### Website and app data records:
- - - -
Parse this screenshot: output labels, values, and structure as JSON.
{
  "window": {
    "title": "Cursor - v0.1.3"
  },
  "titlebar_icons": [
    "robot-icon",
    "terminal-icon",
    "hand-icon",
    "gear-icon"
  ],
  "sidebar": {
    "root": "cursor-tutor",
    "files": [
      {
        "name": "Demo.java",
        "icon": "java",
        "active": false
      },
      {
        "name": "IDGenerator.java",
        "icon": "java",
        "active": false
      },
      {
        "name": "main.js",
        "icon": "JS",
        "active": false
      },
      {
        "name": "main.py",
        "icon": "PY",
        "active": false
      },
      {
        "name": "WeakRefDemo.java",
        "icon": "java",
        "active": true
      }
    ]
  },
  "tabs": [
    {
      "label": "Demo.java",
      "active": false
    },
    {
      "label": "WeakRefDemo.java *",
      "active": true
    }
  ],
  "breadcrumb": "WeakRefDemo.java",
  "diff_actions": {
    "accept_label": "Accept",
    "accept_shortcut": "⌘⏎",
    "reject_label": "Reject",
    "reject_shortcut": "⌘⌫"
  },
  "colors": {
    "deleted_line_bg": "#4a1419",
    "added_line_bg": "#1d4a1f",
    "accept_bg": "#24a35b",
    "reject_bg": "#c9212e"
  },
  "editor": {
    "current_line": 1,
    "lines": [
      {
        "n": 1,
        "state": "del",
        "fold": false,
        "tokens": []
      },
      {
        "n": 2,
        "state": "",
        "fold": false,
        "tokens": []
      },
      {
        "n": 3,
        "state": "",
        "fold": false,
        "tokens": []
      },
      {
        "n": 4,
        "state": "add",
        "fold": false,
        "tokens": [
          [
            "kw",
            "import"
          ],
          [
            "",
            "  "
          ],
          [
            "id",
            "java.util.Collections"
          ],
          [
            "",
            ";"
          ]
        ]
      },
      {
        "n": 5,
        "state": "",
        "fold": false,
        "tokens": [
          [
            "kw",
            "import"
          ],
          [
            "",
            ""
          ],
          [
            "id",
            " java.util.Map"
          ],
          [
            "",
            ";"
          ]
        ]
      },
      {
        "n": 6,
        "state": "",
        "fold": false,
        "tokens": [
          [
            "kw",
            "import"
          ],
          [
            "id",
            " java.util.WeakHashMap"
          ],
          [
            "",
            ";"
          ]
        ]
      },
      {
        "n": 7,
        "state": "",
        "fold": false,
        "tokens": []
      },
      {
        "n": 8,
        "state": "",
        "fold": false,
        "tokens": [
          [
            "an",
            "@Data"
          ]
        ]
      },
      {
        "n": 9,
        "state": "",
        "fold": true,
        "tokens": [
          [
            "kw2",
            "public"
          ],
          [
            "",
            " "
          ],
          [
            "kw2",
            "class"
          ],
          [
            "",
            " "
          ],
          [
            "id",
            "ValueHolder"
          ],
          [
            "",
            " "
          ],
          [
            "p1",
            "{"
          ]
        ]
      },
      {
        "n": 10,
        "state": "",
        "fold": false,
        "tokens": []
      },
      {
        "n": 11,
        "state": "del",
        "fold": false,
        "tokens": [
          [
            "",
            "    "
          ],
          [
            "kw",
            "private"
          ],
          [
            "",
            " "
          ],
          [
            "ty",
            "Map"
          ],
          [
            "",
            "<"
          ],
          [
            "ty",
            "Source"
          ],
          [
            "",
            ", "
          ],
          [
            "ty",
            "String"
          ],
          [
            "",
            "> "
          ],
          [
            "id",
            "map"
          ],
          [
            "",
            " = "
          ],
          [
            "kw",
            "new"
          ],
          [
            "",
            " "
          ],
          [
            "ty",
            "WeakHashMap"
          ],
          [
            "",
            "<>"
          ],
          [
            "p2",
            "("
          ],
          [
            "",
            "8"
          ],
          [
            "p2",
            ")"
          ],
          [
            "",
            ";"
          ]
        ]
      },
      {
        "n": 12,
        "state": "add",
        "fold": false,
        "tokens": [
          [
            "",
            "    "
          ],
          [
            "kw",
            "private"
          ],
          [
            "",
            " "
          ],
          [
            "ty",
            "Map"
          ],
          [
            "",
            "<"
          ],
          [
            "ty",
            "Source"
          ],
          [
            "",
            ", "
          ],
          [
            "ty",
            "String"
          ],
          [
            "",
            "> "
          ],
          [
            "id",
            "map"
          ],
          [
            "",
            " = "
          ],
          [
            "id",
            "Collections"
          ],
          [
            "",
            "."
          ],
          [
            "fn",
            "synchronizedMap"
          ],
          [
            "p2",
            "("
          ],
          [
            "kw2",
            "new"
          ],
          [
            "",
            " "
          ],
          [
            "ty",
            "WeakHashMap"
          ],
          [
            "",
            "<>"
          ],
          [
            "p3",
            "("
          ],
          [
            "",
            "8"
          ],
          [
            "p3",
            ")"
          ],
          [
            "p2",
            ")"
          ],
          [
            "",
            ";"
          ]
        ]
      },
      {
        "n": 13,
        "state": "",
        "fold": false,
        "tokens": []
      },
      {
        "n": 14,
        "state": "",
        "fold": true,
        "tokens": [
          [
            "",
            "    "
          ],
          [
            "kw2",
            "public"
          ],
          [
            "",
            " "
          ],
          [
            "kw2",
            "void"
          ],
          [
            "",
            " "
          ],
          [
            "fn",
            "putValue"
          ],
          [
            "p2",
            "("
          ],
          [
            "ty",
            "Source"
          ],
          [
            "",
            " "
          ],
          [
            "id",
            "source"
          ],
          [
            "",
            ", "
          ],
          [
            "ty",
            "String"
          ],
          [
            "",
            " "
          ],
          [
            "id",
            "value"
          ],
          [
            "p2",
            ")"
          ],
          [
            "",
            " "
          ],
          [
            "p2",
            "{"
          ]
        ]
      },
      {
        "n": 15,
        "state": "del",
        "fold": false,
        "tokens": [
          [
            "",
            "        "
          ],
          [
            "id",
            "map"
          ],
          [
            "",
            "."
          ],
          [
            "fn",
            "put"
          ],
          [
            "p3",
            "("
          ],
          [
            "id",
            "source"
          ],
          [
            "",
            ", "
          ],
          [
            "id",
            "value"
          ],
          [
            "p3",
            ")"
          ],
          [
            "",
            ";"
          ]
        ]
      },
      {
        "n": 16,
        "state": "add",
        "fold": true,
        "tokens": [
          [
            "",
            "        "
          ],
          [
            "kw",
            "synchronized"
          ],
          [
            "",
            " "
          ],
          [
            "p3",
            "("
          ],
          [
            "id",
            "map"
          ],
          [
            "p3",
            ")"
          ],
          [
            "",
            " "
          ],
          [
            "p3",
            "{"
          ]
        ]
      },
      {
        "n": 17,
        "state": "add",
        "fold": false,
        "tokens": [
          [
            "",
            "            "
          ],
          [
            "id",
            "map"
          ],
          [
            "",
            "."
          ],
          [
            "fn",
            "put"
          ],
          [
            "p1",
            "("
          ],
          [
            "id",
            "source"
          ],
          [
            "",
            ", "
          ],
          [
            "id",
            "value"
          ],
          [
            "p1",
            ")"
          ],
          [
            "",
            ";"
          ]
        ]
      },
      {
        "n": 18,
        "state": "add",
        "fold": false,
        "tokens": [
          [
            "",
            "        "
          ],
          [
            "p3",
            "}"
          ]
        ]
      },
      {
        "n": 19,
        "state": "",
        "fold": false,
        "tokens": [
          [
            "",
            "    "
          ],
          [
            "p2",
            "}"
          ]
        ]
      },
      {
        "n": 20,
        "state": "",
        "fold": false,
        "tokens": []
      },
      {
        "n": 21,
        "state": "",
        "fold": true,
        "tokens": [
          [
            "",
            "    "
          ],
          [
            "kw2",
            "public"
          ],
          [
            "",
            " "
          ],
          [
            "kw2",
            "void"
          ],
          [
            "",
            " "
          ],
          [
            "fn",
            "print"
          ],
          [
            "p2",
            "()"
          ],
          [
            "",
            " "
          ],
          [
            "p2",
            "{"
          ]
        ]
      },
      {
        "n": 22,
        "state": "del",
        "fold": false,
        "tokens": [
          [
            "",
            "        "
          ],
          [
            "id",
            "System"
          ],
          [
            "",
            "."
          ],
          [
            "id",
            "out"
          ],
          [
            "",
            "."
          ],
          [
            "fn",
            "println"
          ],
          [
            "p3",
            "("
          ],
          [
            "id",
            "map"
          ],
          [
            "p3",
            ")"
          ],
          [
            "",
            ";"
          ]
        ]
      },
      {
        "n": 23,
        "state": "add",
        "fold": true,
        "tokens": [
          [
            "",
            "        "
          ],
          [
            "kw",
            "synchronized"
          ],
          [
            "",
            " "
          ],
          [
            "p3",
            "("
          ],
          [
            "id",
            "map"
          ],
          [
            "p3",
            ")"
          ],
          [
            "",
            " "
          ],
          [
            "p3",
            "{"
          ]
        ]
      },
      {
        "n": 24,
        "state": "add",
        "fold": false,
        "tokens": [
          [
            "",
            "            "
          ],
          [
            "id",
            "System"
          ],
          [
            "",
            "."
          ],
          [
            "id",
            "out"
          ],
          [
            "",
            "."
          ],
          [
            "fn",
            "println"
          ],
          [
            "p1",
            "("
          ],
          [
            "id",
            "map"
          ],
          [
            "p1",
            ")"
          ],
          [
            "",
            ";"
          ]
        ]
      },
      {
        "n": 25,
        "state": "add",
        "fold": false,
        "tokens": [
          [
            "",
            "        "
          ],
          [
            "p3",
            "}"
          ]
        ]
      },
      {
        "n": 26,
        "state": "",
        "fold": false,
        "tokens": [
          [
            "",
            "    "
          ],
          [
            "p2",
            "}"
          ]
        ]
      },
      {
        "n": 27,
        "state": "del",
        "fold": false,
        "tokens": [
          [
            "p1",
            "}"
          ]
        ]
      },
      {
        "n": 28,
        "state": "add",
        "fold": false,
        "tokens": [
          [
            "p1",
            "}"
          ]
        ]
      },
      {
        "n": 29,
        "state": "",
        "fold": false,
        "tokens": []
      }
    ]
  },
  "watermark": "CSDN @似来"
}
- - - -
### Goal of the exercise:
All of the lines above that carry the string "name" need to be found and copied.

### Task output:
        "name": "Demo.java",
        "name": "IDGenerator.java",
        "name": "main.js",
        "name": "main.py",
        "name": "WeakRefDemo.java",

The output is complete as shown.